### Exercise aim
The answer must consist of every line below that contains the word "Bundle".

Dataset rows describing interfaces:
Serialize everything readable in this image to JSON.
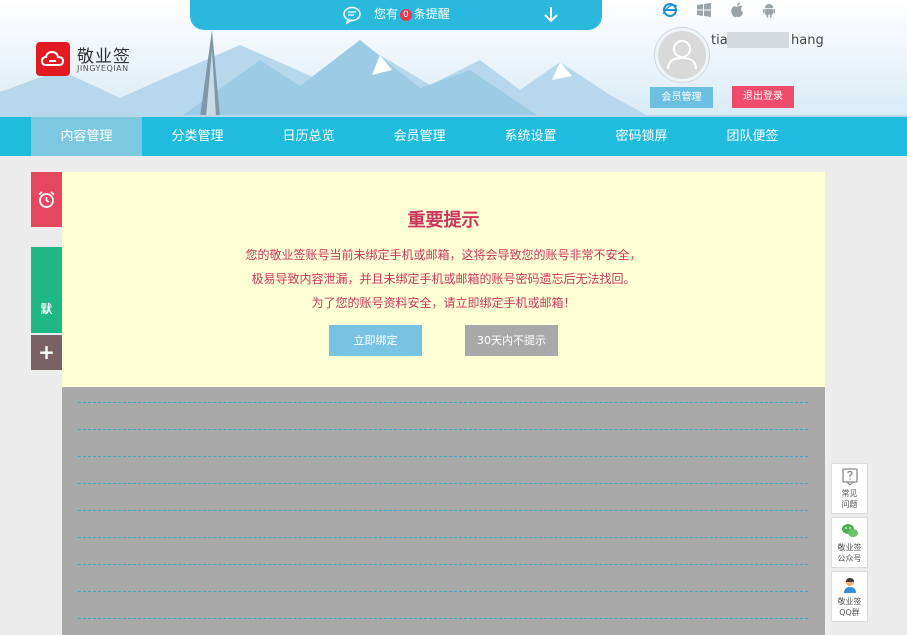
{
  "header": {
    "notice": {
      "prefix": "您有",
      "count": "0",
      "suffix": "条提醒"
    },
    "brand": {
      "name": "敬业签",
      "sub": "JINGYEQIAN"
    },
    "user": {
      "name_start": "tia",
      "name_end": "hang"
    },
    "member_button": "会员管理",
    "logout_button": "退出登录",
    "platforms": [
      "ie-icon",
      "windows-icon",
      "apple-icon",
      "android-icon"
    ]
  },
  "nav": {
    "items": [
      {
        "label": "内容管理",
        "active": true
      },
      {
        "label": "分类管理"
      },
      {
        "label": "日历总览"
      },
      {
        "label": "会员管理"
      },
      {
        "label": "系统设置"
      },
      {
        "label": "密码锁屏"
      },
      {
        "label": "团队便签"
      }
    ]
  },
  "sidebar": {
    "default_char1": "默",
    "default_char2": "认",
    "add_label": "+"
  },
  "alert": {
    "title": "重要提示",
    "lines": [
      "您的敬业签账号当前未绑定手机或邮箱，这将会导致您的账号非常不安全，",
      "极易导致内容泄漏，并且未绑定手机或邮箱的账号密码遗忘后无法找回。",
      "为了您的账号资料安全，请立即绑定手机或邮箱！"
    ],
    "bind_button": "立即绑定",
    "skip_button": "30天内不提示"
  },
  "float": {
    "faq": {
      "line1": "常见",
      "line2": "问题"
    },
    "wechat": {
      "line1": "敬业签",
      "line2": "公众号"
    },
    "qq": {
      "line1": "敬业签",
      "line2": "QQ群"
    }
  },
  "colors": {
    "nav": "#1fbcde",
    "alert_text": "#c9375c",
    "alert_bg": "#ffffd6",
    "logout": "#ef4b6b"
  }
}
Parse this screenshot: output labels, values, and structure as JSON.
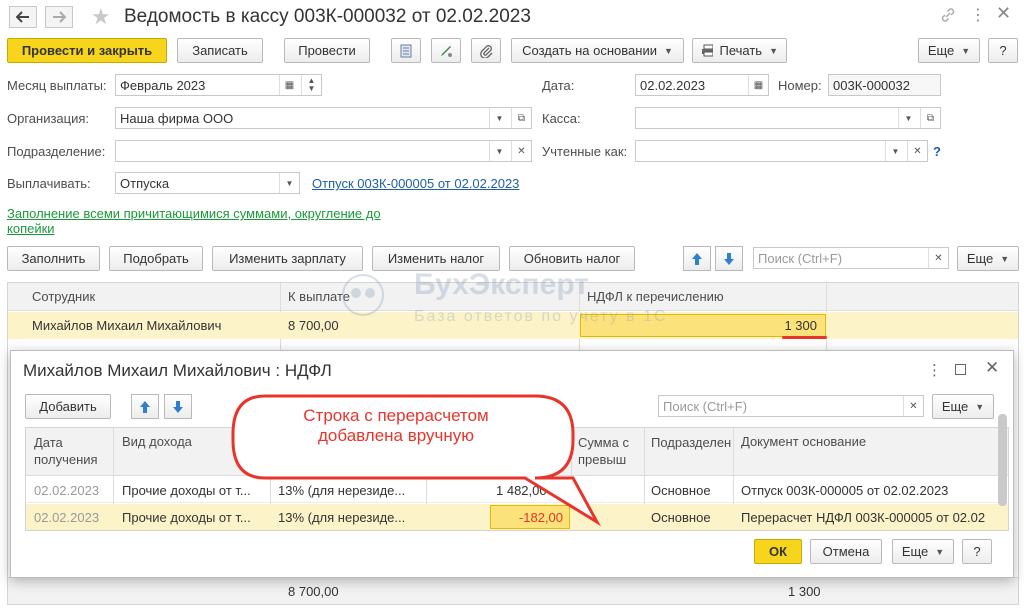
{
  "window": {
    "title": "Ведомость в кассу 003К-000032 от 02.02.2023"
  },
  "toolbar": {
    "post_close": "Провести и закрыть",
    "save": "Записать",
    "post": "Провести",
    "create_based_on": "Создать на основании",
    "print": "Печать",
    "more": "Еще",
    "help": "?"
  },
  "form": {
    "month_label": "Месяц выплаты:",
    "month_value": "Февраль 2023",
    "date_label": "Дата:",
    "date_value": "02.02.2023",
    "number_label": "Номер:",
    "number_value": "003К-000032",
    "org_label": "Организация:",
    "org_value": "Наша фирма ООО",
    "cash_label": "Касса:",
    "cash_value": "",
    "dept_label": "Подразделение:",
    "dept_value": "",
    "counted_label": "Учтенные как:",
    "counted_value": "",
    "counted_help": "?",
    "pay_label": "Выплачивать:",
    "pay_value": "Отпуска",
    "pay_doc_link": "Отпуск 003К-000005 от 02.02.2023",
    "fill_link": "Заполнение всеми причитающимися суммами, округление до копейки"
  },
  "table_toolbar": {
    "fill": "Заполнить",
    "select": "Подобрать",
    "change_salary": "Изменить зарплату",
    "change_tax": "Изменить налог",
    "update_tax": "Обновить налог",
    "search_placeholder": "Поиск (Ctrl+F)",
    "more": "Еще"
  },
  "main_table": {
    "columns": [
      "Сотрудник",
      "К выплате",
      "НДФЛ к перечислению"
    ],
    "rows": [
      {
        "employee": "Михайлов Михаил Михайлович",
        "amount": "8 700,00",
        "tax": "1 300"
      }
    ],
    "totals": {
      "amount": "8 700,00",
      "tax": "1 300"
    }
  },
  "watermark": {
    "brand": "БухЭксперт",
    "tagline": "База ответов по учету в 1С"
  },
  "dialog": {
    "title": "Михайлов Михаил Михайлович : НДФЛ",
    "add": "Добавить",
    "search_placeholder": "Поиск (Ctrl+F)",
    "more": "Еще",
    "columns": [
      "Дата получения",
      "Вид дохода",
      "",
      "",
      "Сумма с превыш",
      "Подразделение",
      "Документ основание"
    ],
    "rows": [
      {
        "date": "02.02.2023",
        "income": "Прочие доходы от т...",
        "rate": "13% (для нерезиде...",
        "amount": "1 482,00",
        "dept": "Основное",
        "doc": "Отпуск 003К-000005 от 02.02.2023"
      },
      {
        "date": "02.02.2023",
        "income": "Прочие доходы от т...",
        "rate": "13% (для нерезиде...",
        "amount": "-182,00",
        "dept": "Основное",
        "doc": "Перерасчет НДФЛ 003К-000005 от 02.02"
      }
    ],
    "ok": "ОК",
    "cancel": "Отмена",
    "help": "?"
  },
  "callout": {
    "text": "Строка с перерасчетом добавлена вручную"
  },
  "colors": {
    "accent_yellow": "#f7d51c",
    "selected_row": "#fdf3c9",
    "callout_red": "#e8352c",
    "link_blue": "#1f5fa8",
    "link_green": "#1a9a3a"
  }
}
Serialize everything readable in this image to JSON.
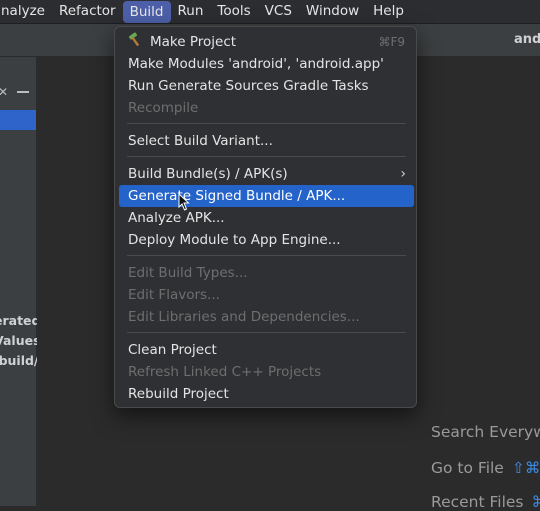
{
  "menubar": {
    "items": [
      "nalyze",
      "Refactor",
      "Build",
      "Run",
      "Tools",
      "VCS",
      "Window",
      "Help"
    ]
  },
  "toolbar": {
    "project_name": "andr"
  },
  "left_panel": {
    "truncated_lines": [
      "erated",
      "Values",
      "/build/"
    ]
  },
  "build_menu": {
    "items": [
      {
        "label": "Make Project",
        "shortcut": "⌘F9",
        "icon": "hammer-icon"
      },
      {
        "label": "Make Modules 'android', 'android.app'"
      },
      {
        "label": "Run Generate Sources Gradle Tasks"
      },
      {
        "label": "Recompile",
        "disabled": true
      },
      {
        "label": "Select Build Variant..."
      },
      {
        "label": "Build Bundle(s) / APK(s)",
        "submenu": true
      },
      {
        "label": "Generate Signed Bundle / APK...",
        "highlighted": true
      },
      {
        "label": "Analyze APK..."
      },
      {
        "label": "Deploy Module to App Engine..."
      },
      {
        "label": "Edit Build Types...",
        "disabled": true
      },
      {
        "label": "Edit Flavors...",
        "disabled": true
      },
      {
        "label": "Edit Libraries and Dependencies...",
        "disabled": true
      },
      {
        "label": "Clean Project"
      },
      {
        "label": "Refresh Linked C++ Projects",
        "disabled": true
      },
      {
        "label": "Rebuild Project"
      }
    ]
  },
  "hints": {
    "search_everywhere": "Search Everywh",
    "goto_file": "Go to File",
    "goto_file_key": "⇧⌘O",
    "recent_files": "Recent Files",
    "recent_files_key": "⌘"
  },
  "colors": {
    "menu_active": "#4d5fa8",
    "highlight": "#2463c9",
    "selection": "#2f65ca",
    "key_text": "#3d8be6"
  }
}
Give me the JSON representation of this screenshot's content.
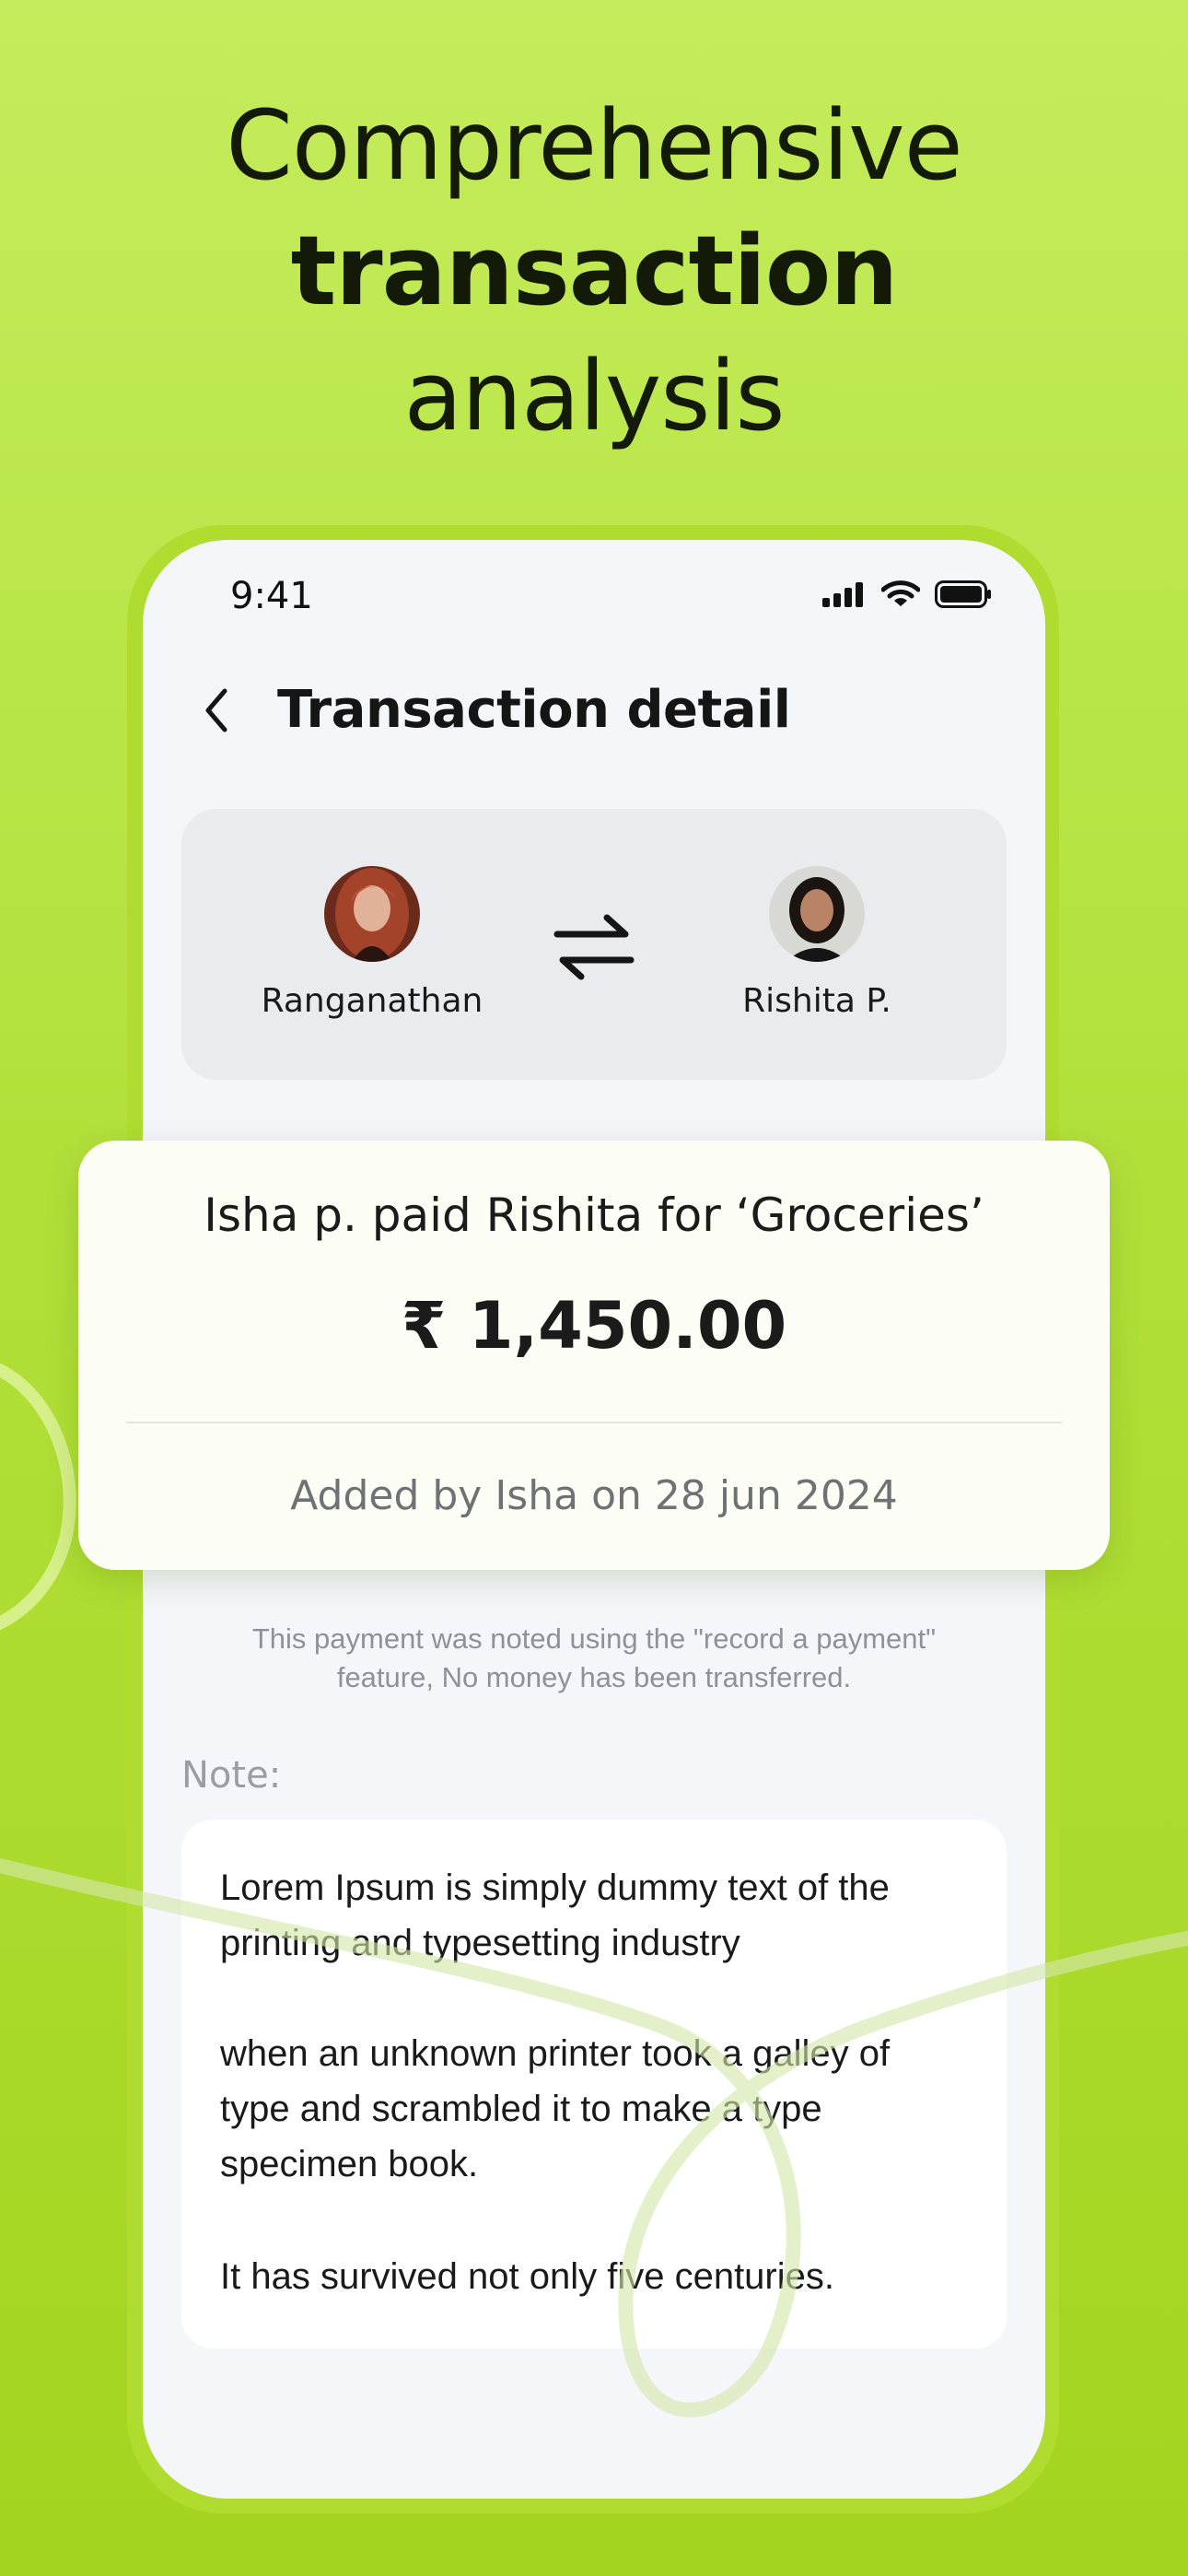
{
  "headline": {
    "line1": "Comprehensive",
    "line2": "transaction",
    "line3": "analysis"
  },
  "status_bar": {
    "time": "9:41",
    "icons": [
      "signal-icon",
      "wifi-icon",
      "battery-icon"
    ]
  },
  "nav": {
    "back_icon": "chevron-left-icon",
    "title": "Transaction detail"
  },
  "parties": {
    "from": {
      "name": "Ranganathan",
      "avatar": "avatar-red-hair"
    },
    "to": {
      "name": "Rishita P.",
      "avatar": "avatar-dark-hair"
    },
    "swap_icon": "swap-arrows-icon"
  },
  "summary": {
    "title": "Isha p. paid Rishita for ‘Groceries’",
    "amount": "₹ 1,450.00",
    "meta": "Added by Isha on 28 jun 2024"
  },
  "disclaimer": {
    "line1": "This payment was noted using the \"record a payment\"",
    "line2": "feature, No money has been transferred."
  },
  "note": {
    "label": "Note:",
    "paragraph1_line1": "Lorem Ipsum is simply dummy text of the",
    "paragraph1_line2": "printing and typesetting industry",
    "paragraph2_line1": "when an unknown printer took a galley of",
    "paragraph2_line2": "type and scrambled it to make a type",
    "paragraph2_line3": "specimen book.",
    "paragraph3": "It has survived not only five centuries."
  },
  "colors": {
    "background_top": "#c5ec5c",
    "background_bottom": "#a4d41f",
    "phone_border": "#b0dc30",
    "text_dark": "#141a08"
  }
}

### Worked solution
        "label": "Build Bundle(s) / APK(s)",
        "label": "Generate Signed Bundle / APK...",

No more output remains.